First Aid For Recreational Boaters
As I’ve shared earlier I have the amazing opportunity and pleasure of writing a course for “Boaters University” on basic first aid for the Recreational Boater. This course will be available through Boaters University in the Fall.
While researching content that is specifically designed for the Recreational Boater, I have come across some real gems in the description of aliments at sea. This is by far my favorite, and I’ll share it with you now.
The two stages of Seasickness:
- You are so sick you’re afraid you may die.
- You are so sick your’re afraid you may not die.
In his book “The Human Body”, Isaac Asimov related the anecdote about a seasick passenger.
It was a rough crossing and Mr. Jones was suffering the tortures of the damned. During one of the more unsettled periods, he was leaning over the rail, retching miserably, when a kindly steward patted him on the shoulder.
“I know, sir” said the steward, “that it seems awful. But remember, no man ever died of seasickness.”
Mr. Jones lifted his green countenance to the stewards concerned face and said, for heavens sake, man, don’t say that. It’s only the wonderful hope of dying that’s keeping me alive.”
Now some of us have been in Mr. Jones predicament before. Others who can endure the roughest seas without so much as the complaint, well… we hate you.

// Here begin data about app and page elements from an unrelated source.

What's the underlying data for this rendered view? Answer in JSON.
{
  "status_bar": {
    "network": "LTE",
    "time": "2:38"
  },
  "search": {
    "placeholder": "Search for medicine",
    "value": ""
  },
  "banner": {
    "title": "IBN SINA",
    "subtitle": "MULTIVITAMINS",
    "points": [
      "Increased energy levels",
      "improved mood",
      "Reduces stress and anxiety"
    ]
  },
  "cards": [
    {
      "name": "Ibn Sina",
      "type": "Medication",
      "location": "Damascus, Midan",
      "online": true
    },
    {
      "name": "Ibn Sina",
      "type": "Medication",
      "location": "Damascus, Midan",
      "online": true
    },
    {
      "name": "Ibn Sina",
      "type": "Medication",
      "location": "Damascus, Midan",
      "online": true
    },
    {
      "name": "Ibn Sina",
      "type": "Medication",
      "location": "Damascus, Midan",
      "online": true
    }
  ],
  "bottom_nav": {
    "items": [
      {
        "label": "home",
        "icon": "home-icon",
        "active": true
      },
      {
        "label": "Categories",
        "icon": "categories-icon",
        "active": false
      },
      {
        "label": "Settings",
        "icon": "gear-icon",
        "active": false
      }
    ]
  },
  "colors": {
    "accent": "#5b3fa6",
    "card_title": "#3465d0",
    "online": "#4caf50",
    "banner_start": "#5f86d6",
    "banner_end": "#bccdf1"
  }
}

Now contrary to the stewards admonition that “no one ever died from seasickness,” well, we know that’s not true. Seasickness can cause severe dehydration that can lead to kidney damage and even renal failure. The person who remains seasick for an extended period of time without food without water is indeed suffering a medical emergency.

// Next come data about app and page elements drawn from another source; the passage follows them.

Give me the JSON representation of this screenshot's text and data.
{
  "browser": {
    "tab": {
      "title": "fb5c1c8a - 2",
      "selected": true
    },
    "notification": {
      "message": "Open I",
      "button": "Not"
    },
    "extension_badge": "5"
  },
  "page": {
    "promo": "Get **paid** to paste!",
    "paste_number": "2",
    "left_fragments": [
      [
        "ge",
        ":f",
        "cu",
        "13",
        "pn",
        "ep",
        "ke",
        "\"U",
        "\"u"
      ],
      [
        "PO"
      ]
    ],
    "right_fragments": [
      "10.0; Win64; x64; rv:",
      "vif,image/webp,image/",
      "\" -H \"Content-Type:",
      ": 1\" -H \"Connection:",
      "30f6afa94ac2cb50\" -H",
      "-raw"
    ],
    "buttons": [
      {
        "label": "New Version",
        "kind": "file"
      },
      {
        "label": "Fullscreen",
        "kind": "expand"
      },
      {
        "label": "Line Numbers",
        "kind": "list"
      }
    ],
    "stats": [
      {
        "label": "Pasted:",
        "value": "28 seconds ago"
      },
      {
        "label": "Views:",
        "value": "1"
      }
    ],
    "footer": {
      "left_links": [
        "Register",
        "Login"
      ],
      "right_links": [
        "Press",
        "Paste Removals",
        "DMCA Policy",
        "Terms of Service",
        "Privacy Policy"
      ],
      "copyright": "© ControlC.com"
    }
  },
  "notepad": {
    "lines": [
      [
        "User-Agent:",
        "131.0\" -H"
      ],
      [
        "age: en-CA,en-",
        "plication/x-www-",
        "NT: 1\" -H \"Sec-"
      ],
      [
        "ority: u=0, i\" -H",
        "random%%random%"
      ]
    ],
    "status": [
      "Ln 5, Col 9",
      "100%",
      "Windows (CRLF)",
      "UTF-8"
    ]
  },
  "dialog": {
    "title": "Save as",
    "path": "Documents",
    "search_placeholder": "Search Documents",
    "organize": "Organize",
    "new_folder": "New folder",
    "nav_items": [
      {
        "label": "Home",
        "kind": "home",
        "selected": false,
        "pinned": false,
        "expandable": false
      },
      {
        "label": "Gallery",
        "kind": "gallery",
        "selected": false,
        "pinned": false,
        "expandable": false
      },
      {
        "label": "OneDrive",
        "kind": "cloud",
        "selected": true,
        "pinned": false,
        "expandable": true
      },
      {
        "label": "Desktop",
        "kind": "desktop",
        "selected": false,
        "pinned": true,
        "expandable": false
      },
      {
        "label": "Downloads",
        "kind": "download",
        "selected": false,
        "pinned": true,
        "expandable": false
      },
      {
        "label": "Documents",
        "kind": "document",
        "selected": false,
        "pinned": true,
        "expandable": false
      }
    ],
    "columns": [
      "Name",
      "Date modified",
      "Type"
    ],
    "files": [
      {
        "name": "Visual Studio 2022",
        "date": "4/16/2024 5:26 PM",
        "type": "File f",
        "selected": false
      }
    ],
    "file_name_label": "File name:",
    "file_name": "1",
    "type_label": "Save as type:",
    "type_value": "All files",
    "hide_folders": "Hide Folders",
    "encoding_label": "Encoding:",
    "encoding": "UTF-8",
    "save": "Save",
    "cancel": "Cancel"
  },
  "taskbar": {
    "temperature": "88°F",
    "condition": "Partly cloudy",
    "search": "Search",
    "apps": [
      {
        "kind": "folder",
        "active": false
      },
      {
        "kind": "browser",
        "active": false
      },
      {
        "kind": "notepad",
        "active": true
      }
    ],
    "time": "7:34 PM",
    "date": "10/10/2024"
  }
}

Ok thats it, just a quick little story about a poor seasick man.